→ Records provided:
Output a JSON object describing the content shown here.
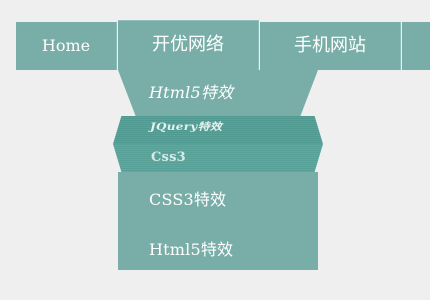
{
  "nav": {
    "items": [
      {
        "label": "Home"
      },
      {
        "label": "开优网络"
      },
      {
        "label": "手机网站"
      }
    ]
  },
  "dropdown": {
    "items": [
      {
        "label": "Html5特效"
      },
      {
        "label": "JQuery特效"
      },
      {
        "label": "Css3"
      },
      {
        "label": "CSS3特效"
      },
      {
        "label": "Html5特效"
      }
    ]
  },
  "colors": {
    "background": "#efefef",
    "nav_bg": "#79aea8",
    "fold_dark": "#4f9990",
    "fold_light": "#57a098",
    "text": "#ffffff"
  }
}
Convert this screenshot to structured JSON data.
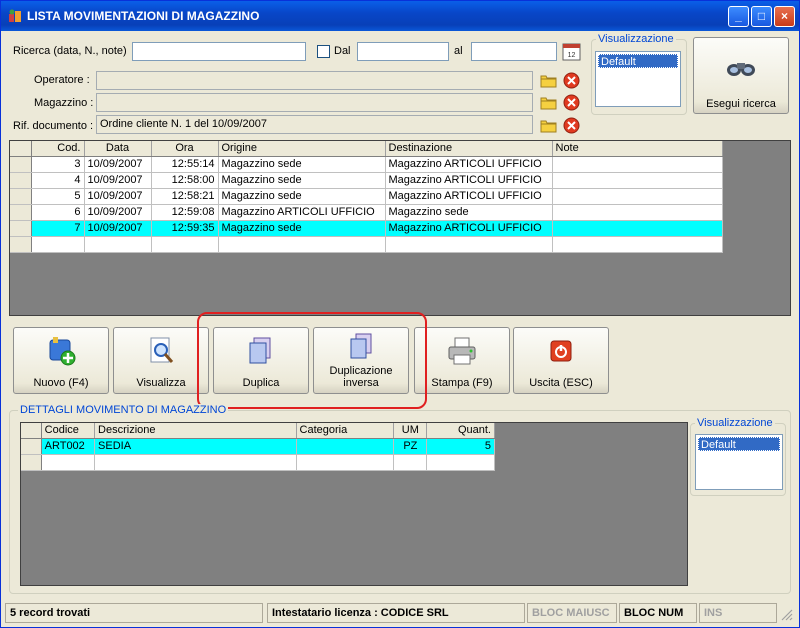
{
  "window": {
    "title": "LISTA MOVIMENTAZIONI DI MAGAZZINO",
    "minimize": "_",
    "maximize": "□",
    "close": "×"
  },
  "search": {
    "ricerca_label": "Ricerca (data, N., note)",
    "ricerca_value": "",
    "dal_label": "Dal",
    "dal_value": "",
    "al_label": "al",
    "al_value": "",
    "operatore_label": "Operatore :",
    "operatore_value": "",
    "magazzino_label": "Magazzino :",
    "magazzino_value": "",
    "rif_label": "Rif. documento :",
    "rif_value": "Ordine cliente N. 1 del 10/09/2007"
  },
  "visualizzazione_top": {
    "title": "Visualizzazione",
    "selected": "Default"
  },
  "esegui_ricerca": "Esegui ricerca",
  "movements": {
    "columns": [
      "Cod.",
      "Data",
      "Ora",
      "Origine",
      "Destinazione",
      "Note"
    ],
    "rows": [
      {
        "cod": "3",
        "data": "10/09/2007",
        "ora": "12:55:14",
        "origine": "Magazzino sede",
        "destinazione": "Magazzino ARTICOLI UFFICIO",
        "note": ""
      },
      {
        "cod": "4",
        "data": "10/09/2007",
        "ora": "12:58:00",
        "origine": "Magazzino sede",
        "destinazione": "Magazzino ARTICOLI UFFICIO",
        "note": ""
      },
      {
        "cod": "5",
        "data": "10/09/2007",
        "ora": "12:58:21",
        "origine": "Magazzino sede",
        "destinazione": "Magazzino ARTICOLI UFFICIO",
        "note": ""
      },
      {
        "cod": "6",
        "data": "10/09/2007",
        "ora": "12:59:08",
        "origine": "Magazzino ARTICOLI UFFICIO",
        "destinazione": "Magazzino sede",
        "note": ""
      },
      {
        "cod": "7",
        "data": "10/09/2007",
        "ora": "12:59:35",
        "origine": "Magazzino sede",
        "destinazione": "Magazzino ARTICOLI UFFICIO",
        "note": ""
      }
    ]
  },
  "toolbar": {
    "nuovo": "Nuovo (F4)",
    "visualizza": "Visualizza",
    "duplica": "Duplica",
    "duplicazione_1": "Duplicazione",
    "duplicazione_2": "inversa",
    "stampa": "Stampa (F9)",
    "uscita": "Uscita (ESC)"
  },
  "details": {
    "title": "DETTAGLI MOVIMENTO DI MAGAZZINO",
    "columns": [
      "Codice",
      "Descrizione",
      "Categoria",
      "UM",
      "Quant."
    ],
    "rows": [
      {
        "codice": "ART002",
        "descrizione": "SEDIA",
        "categoria": "",
        "um": "PZ",
        "quant": "5"
      }
    ]
  },
  "visualizzazione_bottom": {
    "title": "Visualizzazione",
    "selected": "Default"
  },
  "status": {
    "records": "5 record trovati",
    "license": "Intestatario licenza : CODICE SRL",
    "caps": "BLOC MAIUSC",
    "num": "BLOC NUM",
    "ins": "INS"
  },
  "colors": {
    "selected_row": "#00ffff",
    "title_blue": "#0a5fe8",
    "highlight": "#e02020"
  }
}
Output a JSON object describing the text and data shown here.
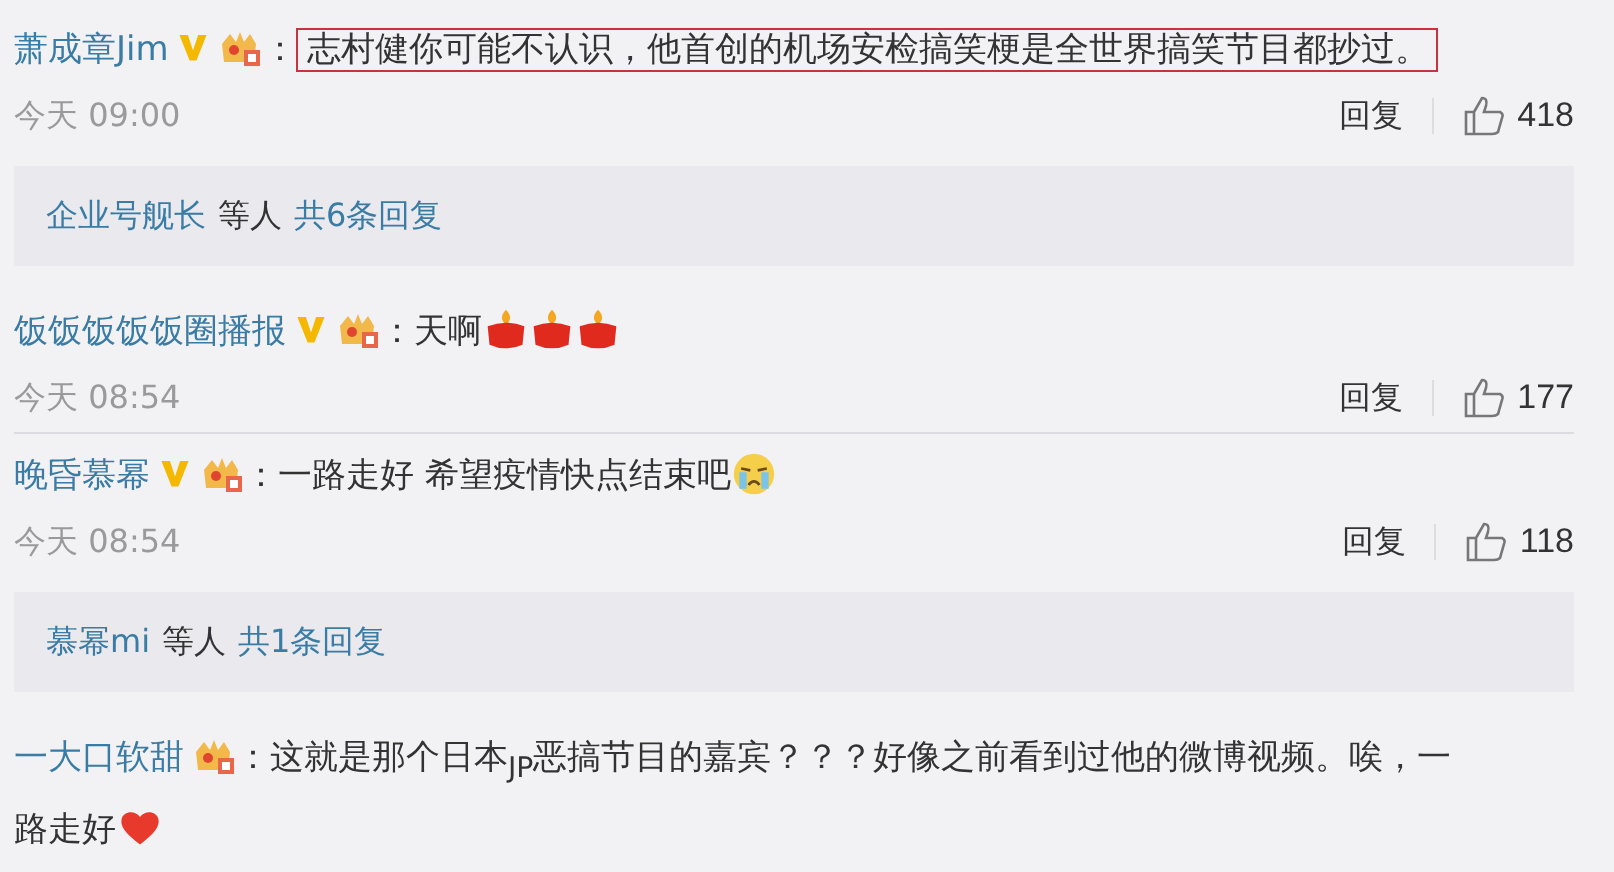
{
  "comments": [
    {
      "user": "萧成章Jim",
      "verified": true,
      "colon": "：",
      "text": "志村健你可能不认识，他首创的机场安检搞笑梗是全世界搞笑节目都抄过。",
      "highlighted": true,
      "time": "今天 09:00",
      "reply": "回复",
      "likes": "418",
      "replies": {
        "users": "企业号舰长",
        "middle": "等人",
        "count": "共6条回复"
      }
    },
    {
      "user": "饭饭饭饭饭圈播报",
      "verified": true,
      "colon": "：",
      "text": "天啊",
      "highlighted": false,
      "emoji": [
        {
          "kind": "candle"
        },
        {
          "kind": "candle"
        },
        {
          "kind": "candle"
        }
      ],
      "time": "今天 08:54",
      "reply": "回复",
      "likes": "177"
    },
    {
      "user": "晚昏慕幂",
      "verified": true,
      "colon": "：",
      "text": "一路走好 希望疫情快点结束吧",
      "highlighted": false,
      "emoji": [
        {
          "kind": "crying"
        }
      ],
      "time": "今天 08:54",
      "reply": "回复",
      "likes": "118",
      "replies": {
        "users": "慕幂mi",
        "middle": "等人",
        "count": "共1条回复"
      }
    },
    {
      "user": "一大口软甜",
      "verified": false,
      "colon": "：",
      "text": "这就是那个日本$_{JP}$恶搞节目的嘉宾？？？好像之前看到过他的微博视频。唉，一",
      "text_continued": "路走好",
      "highlighted": false,
      "emoji": [
        {
          "kind": "heart"
        }
      ]
    }
  ]
}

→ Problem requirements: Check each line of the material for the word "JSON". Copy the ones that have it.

→ Exercise response:
Output a JSON object describing the content shown here.
Convert this screenshot to structured JSON data.
Output a JSON object describing the text and data shown here.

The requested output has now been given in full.